**Assigned task**
Would you tally how many lines in the records include the word "tempMin"? Reply with the number only.

**Dataset rows for apps and sites**
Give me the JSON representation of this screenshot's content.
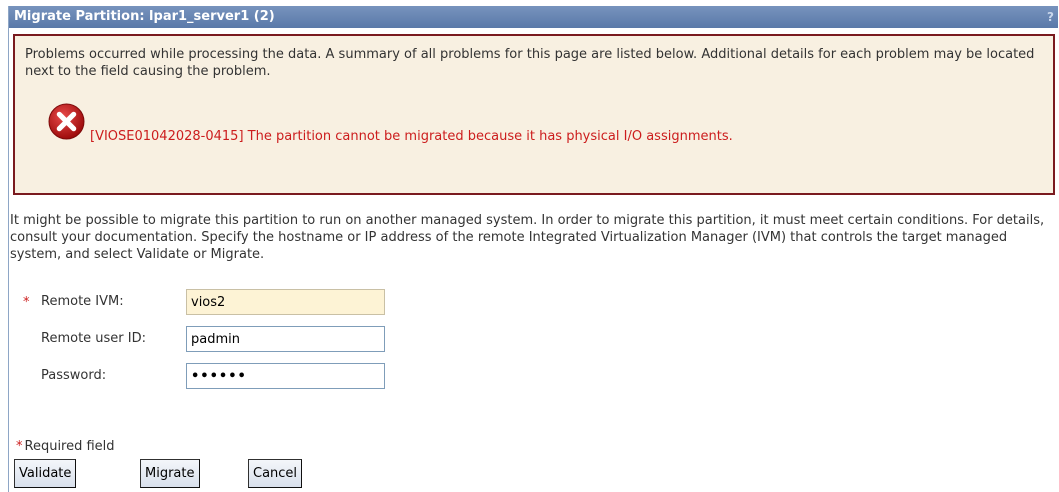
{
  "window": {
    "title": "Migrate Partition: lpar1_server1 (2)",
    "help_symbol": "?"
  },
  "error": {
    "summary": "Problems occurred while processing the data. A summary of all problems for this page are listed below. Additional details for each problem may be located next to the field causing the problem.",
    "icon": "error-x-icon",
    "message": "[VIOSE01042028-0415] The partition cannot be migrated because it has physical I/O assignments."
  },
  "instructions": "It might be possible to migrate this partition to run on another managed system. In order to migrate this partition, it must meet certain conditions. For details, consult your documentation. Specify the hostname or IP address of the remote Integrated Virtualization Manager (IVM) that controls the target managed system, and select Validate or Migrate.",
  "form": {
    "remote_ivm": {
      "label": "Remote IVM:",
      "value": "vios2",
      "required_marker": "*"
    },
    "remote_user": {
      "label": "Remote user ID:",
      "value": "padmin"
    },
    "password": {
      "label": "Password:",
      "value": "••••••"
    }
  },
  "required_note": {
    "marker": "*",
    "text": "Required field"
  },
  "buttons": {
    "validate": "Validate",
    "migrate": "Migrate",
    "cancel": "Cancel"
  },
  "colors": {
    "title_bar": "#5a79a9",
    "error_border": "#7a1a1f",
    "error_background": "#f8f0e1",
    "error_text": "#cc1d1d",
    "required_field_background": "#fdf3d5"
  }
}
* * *
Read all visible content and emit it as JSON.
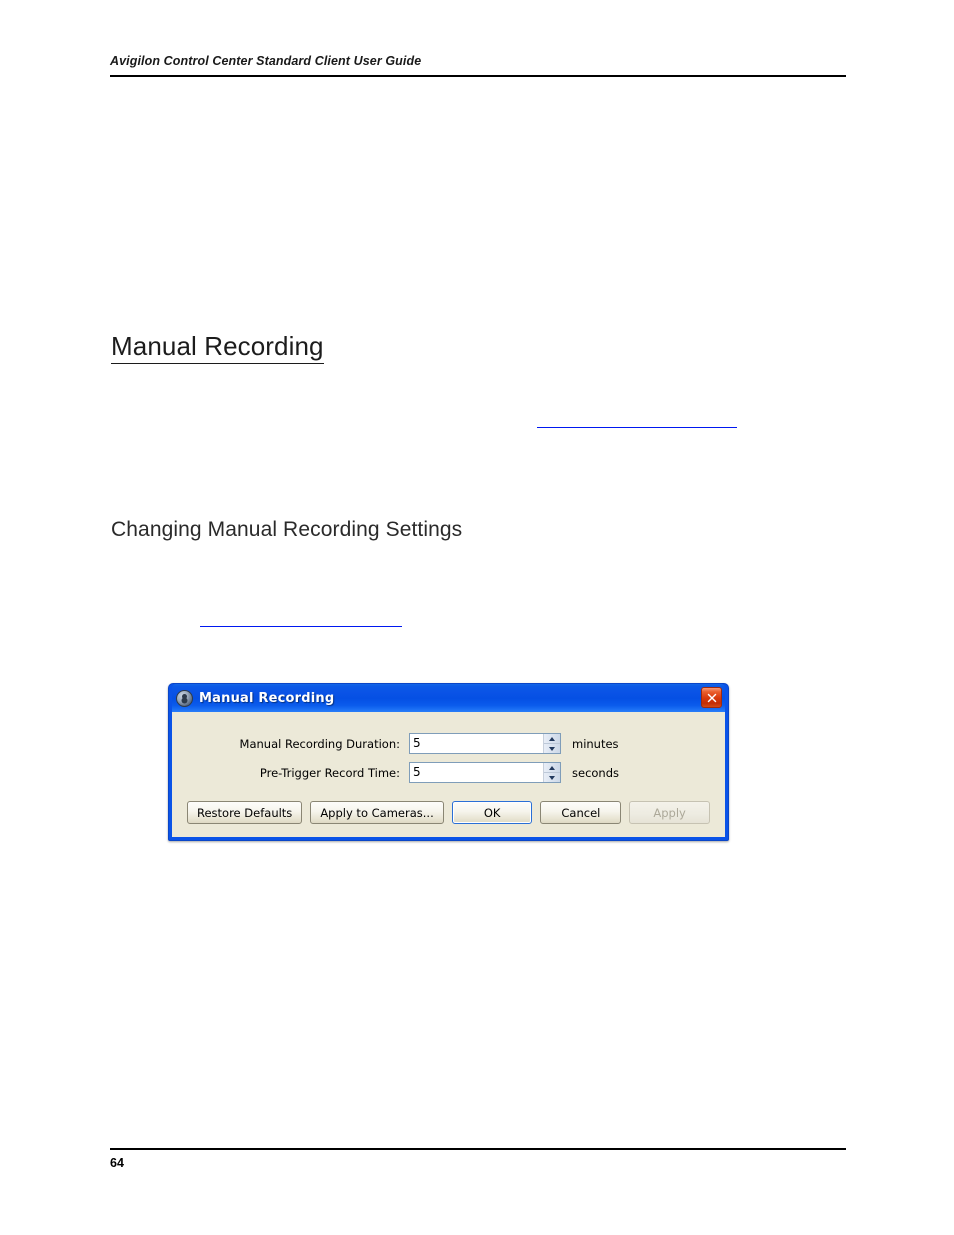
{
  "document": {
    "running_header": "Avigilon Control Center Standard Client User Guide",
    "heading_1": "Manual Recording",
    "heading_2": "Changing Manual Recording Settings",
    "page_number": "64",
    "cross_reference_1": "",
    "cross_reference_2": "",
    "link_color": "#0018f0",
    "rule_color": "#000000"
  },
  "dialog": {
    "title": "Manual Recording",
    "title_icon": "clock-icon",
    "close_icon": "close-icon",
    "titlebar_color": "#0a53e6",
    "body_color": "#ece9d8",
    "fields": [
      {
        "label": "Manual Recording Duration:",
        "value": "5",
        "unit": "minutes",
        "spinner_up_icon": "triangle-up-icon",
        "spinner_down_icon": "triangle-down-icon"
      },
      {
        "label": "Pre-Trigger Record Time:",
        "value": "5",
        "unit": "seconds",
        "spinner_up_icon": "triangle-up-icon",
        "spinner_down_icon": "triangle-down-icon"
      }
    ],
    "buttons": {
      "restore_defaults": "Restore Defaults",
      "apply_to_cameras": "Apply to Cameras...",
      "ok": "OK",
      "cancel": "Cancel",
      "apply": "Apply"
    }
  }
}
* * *
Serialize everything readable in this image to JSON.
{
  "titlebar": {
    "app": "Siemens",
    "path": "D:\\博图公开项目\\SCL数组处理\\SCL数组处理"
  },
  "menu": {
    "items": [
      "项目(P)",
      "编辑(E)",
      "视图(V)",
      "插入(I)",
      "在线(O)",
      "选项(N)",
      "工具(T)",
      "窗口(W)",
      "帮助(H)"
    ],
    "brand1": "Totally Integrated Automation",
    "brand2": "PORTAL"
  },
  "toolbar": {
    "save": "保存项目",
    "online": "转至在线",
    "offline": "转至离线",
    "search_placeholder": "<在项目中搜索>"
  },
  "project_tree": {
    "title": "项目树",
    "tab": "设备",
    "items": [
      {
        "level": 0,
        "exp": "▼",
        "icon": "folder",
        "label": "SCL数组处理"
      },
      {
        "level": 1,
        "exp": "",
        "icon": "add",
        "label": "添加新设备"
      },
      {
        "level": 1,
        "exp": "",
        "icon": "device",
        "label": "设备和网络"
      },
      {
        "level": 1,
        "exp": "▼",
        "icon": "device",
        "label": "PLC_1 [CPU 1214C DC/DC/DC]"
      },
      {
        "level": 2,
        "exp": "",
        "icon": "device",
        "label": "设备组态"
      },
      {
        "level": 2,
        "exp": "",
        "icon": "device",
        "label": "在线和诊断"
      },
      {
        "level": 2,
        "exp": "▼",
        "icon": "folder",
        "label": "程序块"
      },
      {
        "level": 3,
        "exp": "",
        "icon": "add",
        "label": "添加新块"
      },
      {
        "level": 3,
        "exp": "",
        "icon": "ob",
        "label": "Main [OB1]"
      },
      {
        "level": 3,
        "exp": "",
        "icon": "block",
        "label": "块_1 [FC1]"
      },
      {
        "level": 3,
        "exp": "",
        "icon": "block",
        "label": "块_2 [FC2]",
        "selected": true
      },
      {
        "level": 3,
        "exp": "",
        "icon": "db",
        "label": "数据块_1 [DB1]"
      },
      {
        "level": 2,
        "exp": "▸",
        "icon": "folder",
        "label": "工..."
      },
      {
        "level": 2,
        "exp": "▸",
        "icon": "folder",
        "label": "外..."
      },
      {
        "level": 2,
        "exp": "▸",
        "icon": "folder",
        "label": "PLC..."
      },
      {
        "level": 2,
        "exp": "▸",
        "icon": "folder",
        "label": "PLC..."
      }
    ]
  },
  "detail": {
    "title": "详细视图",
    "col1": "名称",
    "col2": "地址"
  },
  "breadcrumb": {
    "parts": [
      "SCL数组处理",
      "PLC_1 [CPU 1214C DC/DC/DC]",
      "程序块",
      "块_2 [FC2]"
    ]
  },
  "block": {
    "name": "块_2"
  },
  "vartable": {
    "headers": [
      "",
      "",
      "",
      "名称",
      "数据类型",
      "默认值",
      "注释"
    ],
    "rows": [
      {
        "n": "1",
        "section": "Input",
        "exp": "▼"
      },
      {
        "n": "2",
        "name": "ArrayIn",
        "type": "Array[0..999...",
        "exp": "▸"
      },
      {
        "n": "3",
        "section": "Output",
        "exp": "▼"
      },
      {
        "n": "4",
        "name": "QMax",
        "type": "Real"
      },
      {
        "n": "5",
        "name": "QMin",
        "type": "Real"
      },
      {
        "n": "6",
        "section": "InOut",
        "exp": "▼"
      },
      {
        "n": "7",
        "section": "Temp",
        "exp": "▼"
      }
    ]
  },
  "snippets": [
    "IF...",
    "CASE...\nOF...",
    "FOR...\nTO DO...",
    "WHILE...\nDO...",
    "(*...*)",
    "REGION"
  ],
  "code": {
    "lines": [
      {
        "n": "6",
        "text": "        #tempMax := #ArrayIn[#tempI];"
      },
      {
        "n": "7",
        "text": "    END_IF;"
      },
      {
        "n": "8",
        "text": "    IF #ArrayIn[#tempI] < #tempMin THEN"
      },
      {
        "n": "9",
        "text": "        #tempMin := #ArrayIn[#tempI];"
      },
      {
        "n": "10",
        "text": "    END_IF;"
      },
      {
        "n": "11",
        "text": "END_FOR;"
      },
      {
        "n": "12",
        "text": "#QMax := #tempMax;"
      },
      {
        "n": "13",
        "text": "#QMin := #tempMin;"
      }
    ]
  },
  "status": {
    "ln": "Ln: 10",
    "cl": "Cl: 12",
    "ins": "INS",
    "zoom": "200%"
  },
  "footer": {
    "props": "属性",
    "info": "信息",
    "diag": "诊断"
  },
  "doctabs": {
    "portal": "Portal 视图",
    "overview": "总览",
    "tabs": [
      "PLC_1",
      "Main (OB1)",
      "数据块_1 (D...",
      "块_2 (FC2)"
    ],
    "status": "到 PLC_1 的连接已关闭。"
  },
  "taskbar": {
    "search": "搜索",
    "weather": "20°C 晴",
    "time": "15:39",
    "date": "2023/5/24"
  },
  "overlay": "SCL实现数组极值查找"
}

**Final answer**
3